BIG DATA HAS LED to big predictions in the area of competition law. Coupled with algorithms used in big data analytics, big data is predicted to fundamentally change the competitive landscape within which firms price and customize products and services, and predict market trends. This has led to varying predictions for competition law and enforcement in Canada and around the world.
Competition law and competition enforcers focus on market forces rather than market outcomes. Acting as a referee of sorts, competition enforcers, such as Canada’s Competition Bureau, seek to ensure that firms compete on the merits and that consumers are well-informed through minimal intrusion.
As noted in the Competition Bureau’s recent white paper, Big Data and Innovation: Implications for Competition Policy in Canada, some believe big data will be key for competition, underpinning new waves of productivity and innovation. Others fear that big data will undermine the competitive process, including the ability of competition enforcers to effectively enforce laws. Regardless, competition laws and their enforcers have unique challenges to confront as big data analytics grow and develop.
Take cartels. As horizontal agreements between competitors to fix prices, allocate markets or limit output, cartels have been characterized as an assault on Canada’s open market. A cartel is per se illegal, requiring neither proof of market power nor anticompetitive effects; competition enforcers need only prove an offence by establishing an agreement between competitors to collude.
Data and algorithms may afford competitors the ability to collude without an agreement. The OECD paper Algorithms and Collusion: Competition Policy in the Digital Age refers to this as algorithmic collusion. For example, self-learning algorithms, which learn and readapt to the actions of other market participants, may enable collusion without human intervention, let alone an agreement.
Mergers and monopolist practices are being tested. Laws prohibit certain means by which a firm may create, enhance or maintain market power. Increasingly, data is a competitive asset, the essential input in a firm’s product or service; access to and control over data can thus confer market power.
On the one hand, data can create economic benefits such as efficiencies and innovative products and services at minimal or no consumer cost. On the other hand, firms that control data can erect entry barriers and foreclose competition, resulting in higher prices or diminished consumer choices. Being big in big data is not necessarily bad, but a case-by-case competitive analysis is required.

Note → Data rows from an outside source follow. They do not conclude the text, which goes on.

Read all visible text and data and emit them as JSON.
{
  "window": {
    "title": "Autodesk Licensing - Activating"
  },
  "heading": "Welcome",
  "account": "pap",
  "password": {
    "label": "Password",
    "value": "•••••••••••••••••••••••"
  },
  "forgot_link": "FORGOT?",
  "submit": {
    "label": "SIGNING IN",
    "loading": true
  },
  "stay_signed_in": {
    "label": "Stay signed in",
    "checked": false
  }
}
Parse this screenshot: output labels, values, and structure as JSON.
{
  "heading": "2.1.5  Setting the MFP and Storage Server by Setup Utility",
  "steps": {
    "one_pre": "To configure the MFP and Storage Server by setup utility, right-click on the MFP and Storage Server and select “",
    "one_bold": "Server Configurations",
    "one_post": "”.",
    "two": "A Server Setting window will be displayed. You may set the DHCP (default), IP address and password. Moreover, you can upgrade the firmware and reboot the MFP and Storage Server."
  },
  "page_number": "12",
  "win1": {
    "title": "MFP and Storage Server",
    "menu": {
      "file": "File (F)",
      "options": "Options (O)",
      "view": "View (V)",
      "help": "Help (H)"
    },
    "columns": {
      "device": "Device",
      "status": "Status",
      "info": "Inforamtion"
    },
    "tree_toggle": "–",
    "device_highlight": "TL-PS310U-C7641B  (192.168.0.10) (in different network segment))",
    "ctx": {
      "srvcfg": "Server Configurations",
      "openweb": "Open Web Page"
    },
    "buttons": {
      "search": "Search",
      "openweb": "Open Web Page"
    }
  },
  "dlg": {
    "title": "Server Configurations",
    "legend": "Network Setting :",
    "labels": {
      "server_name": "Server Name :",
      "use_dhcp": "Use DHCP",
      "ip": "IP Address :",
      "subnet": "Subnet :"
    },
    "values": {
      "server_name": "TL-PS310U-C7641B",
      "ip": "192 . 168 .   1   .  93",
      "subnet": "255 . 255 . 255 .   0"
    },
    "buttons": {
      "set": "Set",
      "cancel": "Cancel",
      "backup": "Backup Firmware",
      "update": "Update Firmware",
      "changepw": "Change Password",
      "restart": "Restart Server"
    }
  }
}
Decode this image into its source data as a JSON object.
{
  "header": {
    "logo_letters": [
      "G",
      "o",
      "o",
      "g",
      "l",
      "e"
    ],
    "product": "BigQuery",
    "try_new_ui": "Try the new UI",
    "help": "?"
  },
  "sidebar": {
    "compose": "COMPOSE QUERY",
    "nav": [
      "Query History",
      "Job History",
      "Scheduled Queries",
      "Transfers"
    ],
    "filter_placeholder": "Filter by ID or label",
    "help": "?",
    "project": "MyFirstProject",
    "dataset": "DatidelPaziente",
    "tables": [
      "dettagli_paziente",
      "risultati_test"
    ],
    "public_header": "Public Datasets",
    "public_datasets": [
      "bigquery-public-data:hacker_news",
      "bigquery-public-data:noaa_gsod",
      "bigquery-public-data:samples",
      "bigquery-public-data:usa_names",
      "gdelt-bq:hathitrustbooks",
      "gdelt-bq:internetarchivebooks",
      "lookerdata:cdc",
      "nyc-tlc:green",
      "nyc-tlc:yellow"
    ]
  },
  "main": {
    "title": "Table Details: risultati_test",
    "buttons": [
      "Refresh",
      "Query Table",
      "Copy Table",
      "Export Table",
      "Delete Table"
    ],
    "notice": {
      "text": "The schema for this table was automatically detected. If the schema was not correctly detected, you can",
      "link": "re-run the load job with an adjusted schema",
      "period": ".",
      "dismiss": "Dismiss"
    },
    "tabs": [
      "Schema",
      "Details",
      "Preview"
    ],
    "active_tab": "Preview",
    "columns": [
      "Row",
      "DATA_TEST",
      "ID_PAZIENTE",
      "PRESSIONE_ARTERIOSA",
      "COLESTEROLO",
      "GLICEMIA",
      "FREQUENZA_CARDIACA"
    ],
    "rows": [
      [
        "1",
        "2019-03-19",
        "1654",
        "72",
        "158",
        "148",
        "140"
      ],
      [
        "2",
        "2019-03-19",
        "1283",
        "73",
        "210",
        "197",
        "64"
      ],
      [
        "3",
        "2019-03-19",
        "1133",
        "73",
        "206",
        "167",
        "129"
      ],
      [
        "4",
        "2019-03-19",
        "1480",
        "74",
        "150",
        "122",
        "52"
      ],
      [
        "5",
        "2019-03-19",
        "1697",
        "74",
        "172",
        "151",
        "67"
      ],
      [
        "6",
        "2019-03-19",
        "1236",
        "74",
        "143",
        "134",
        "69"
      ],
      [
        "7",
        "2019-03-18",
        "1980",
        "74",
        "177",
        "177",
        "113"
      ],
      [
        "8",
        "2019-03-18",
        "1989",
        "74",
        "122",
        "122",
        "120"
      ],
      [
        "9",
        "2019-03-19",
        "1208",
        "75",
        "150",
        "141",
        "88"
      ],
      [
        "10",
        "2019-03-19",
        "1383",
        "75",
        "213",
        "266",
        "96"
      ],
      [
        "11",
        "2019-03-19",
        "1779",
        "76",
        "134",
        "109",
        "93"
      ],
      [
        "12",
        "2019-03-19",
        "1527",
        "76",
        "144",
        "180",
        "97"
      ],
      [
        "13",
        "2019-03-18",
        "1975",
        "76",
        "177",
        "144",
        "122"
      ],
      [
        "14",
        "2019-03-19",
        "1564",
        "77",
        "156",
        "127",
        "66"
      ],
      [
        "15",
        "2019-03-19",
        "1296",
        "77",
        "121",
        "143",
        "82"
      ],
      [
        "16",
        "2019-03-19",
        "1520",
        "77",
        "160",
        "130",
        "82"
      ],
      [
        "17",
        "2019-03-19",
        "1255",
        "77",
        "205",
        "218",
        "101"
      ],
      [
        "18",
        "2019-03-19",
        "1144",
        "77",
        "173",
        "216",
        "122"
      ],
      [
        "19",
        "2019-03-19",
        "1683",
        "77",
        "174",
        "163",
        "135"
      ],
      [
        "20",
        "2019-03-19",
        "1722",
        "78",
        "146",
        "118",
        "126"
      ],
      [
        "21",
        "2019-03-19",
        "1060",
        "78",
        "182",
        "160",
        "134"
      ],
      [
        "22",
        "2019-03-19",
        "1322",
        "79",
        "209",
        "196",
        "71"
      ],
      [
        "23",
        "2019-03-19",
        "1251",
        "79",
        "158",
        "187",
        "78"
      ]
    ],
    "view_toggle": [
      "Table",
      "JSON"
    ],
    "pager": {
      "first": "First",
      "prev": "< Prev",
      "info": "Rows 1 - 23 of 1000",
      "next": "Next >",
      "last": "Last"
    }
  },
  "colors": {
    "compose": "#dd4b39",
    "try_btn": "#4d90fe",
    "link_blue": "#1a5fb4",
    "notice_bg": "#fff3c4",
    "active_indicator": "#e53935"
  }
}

Deceptive marketing laws are also being challenged. Materially false or misleading representations to the public that promote a business interest are prohibited. In principle, these laws would capture a firm’s false or misleading representations regarding its collection and use of consumer data. But how will these provisions be applied to big data analytics? Data is no longer incidental to advertising. It is a game-changer, and arguably the principal method to assess buying behaviour, since consumers leave their digital footprints every time they use the internet and social media. In these circumstances, what, if any, level of disclosure could and should be provided to consumers regarding the use of a consumer’s data? Again, deceptive marketing laws were not drafted with these circumstances in mind.
Competition laws in Canada date back to 1889, and the legislative drafters could not have anticipated the emergence of big data and the algorithms used in big data analytics. Accordingly, is Canada in need of amended competition laws and enforcement tools, or will the status quo suffice? The competition community is debating that fundamental question; stay tuned.
Antonio Di Domenico is a partner and regional leader of the Antitrust/Competition & Marketing Group at Fasken Martineau DuMoulin LLP in Toronto. He is also a former counsel to Canada’s Commissioner of Competition, and a Lexpert Rising Star in 2017.